PROMPT
The answer must consist of every line from the entries that holds the word "四川双马".

Dataset rows describing interfaces:
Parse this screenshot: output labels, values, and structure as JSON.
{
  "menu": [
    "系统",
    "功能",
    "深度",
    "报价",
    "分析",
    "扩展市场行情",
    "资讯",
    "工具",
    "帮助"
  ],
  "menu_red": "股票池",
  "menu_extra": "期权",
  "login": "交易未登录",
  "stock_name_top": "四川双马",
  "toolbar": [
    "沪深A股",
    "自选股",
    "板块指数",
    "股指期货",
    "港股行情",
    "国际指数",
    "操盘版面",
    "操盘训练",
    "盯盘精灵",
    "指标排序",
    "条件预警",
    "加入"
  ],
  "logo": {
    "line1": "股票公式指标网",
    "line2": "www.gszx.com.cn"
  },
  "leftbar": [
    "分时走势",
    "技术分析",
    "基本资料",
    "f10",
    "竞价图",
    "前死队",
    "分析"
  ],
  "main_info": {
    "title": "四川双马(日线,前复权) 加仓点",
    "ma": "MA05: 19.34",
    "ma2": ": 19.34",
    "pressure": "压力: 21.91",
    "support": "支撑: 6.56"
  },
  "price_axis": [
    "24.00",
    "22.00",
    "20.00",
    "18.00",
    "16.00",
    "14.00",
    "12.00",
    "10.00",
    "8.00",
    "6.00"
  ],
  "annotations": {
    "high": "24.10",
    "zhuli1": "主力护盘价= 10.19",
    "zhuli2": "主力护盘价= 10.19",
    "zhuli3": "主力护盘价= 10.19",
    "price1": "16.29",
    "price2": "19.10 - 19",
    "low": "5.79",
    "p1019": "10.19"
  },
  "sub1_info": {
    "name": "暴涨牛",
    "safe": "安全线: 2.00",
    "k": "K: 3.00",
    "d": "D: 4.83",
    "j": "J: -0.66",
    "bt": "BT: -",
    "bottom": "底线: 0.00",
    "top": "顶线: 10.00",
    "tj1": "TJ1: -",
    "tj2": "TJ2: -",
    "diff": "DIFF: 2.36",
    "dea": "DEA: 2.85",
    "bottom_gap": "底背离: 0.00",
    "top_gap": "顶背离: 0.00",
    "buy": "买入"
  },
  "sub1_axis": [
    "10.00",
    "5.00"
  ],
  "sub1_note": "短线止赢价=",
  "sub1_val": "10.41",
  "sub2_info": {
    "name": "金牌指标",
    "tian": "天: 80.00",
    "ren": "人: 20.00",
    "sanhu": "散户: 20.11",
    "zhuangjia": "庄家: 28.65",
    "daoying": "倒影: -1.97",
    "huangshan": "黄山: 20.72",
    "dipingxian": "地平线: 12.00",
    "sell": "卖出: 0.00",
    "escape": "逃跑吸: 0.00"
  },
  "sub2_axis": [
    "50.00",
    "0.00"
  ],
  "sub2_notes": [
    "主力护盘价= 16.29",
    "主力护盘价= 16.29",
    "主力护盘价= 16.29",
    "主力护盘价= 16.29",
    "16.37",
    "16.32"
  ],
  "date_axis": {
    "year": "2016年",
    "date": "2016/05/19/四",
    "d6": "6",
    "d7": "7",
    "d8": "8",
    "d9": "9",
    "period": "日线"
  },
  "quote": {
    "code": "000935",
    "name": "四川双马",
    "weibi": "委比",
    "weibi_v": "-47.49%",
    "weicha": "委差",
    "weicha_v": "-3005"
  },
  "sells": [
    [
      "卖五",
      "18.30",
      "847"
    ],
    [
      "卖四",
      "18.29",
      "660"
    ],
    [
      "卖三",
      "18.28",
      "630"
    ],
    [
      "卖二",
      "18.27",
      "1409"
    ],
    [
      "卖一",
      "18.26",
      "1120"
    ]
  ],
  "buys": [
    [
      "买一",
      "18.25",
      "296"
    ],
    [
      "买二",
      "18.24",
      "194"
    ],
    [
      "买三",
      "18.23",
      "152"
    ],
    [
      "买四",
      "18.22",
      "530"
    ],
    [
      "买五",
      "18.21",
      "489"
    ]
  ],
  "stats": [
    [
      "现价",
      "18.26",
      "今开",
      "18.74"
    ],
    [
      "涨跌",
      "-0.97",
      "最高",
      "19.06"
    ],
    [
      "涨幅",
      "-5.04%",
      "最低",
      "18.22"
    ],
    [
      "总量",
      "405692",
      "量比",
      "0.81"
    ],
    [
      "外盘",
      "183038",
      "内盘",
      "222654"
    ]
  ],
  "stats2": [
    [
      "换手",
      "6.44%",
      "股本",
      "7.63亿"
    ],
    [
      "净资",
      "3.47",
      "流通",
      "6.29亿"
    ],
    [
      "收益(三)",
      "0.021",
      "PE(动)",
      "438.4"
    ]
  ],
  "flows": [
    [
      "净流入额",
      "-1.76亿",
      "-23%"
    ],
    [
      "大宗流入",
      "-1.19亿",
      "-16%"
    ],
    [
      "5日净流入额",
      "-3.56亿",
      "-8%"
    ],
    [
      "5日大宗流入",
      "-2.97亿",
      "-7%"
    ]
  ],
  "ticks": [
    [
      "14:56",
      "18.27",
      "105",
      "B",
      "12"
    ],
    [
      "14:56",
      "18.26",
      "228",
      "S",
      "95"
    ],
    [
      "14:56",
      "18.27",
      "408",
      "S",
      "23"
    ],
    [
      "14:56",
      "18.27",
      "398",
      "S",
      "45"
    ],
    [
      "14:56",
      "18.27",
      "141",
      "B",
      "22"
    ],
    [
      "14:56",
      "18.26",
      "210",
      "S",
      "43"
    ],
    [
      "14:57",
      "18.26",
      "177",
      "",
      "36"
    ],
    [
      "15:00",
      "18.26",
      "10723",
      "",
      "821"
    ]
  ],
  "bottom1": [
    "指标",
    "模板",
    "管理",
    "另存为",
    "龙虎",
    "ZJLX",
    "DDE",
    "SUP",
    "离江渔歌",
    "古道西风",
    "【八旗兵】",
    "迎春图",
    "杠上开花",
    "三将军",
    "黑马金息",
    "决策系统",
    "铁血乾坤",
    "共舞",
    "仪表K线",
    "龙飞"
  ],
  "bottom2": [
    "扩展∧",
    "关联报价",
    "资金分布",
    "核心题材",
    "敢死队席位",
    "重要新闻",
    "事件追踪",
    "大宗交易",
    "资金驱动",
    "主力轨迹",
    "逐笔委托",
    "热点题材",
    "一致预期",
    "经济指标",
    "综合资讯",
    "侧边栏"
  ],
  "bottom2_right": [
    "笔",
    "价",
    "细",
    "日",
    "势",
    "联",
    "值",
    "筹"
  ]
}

OUTPUT FOR THIS TASK
  "stock_name_top": "四川双马",
    "title": "四川双马(日线,前复权) 加仓点",
    "name": "四川双马",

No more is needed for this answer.